HOW TO COMPLETE THIS TASK> Every line holding the string "Wireless" should be copied from the listing.

RECORDS PROVIDED>
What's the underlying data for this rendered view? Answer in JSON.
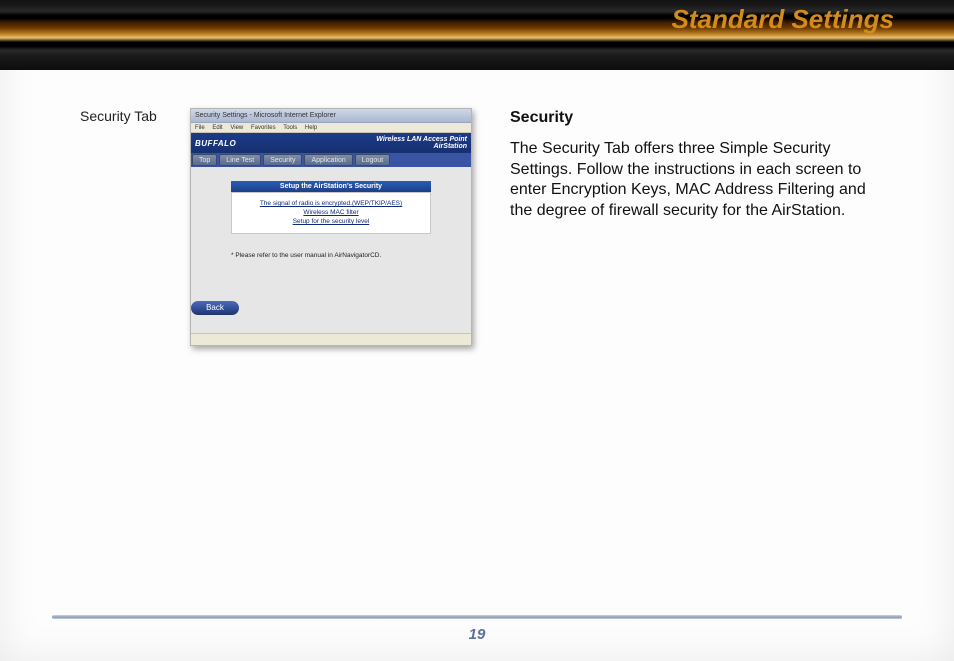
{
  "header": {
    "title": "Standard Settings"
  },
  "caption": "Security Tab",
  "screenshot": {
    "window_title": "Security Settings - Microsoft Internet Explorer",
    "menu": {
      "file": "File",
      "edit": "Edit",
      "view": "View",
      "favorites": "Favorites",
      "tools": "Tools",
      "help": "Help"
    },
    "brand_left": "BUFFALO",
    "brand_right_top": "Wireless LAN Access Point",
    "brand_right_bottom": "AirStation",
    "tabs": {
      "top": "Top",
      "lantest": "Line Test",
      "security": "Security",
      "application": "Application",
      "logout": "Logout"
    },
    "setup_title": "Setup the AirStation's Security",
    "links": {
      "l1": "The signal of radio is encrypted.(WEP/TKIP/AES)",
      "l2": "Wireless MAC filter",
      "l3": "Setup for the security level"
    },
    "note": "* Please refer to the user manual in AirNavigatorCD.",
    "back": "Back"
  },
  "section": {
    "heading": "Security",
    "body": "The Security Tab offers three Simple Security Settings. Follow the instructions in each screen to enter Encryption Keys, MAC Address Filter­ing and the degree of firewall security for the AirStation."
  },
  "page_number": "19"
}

EXERCISE ANSWER>
    "brand_right_top": "Wireless LAN Access Point",
      "l2": "Wireless MAC filter",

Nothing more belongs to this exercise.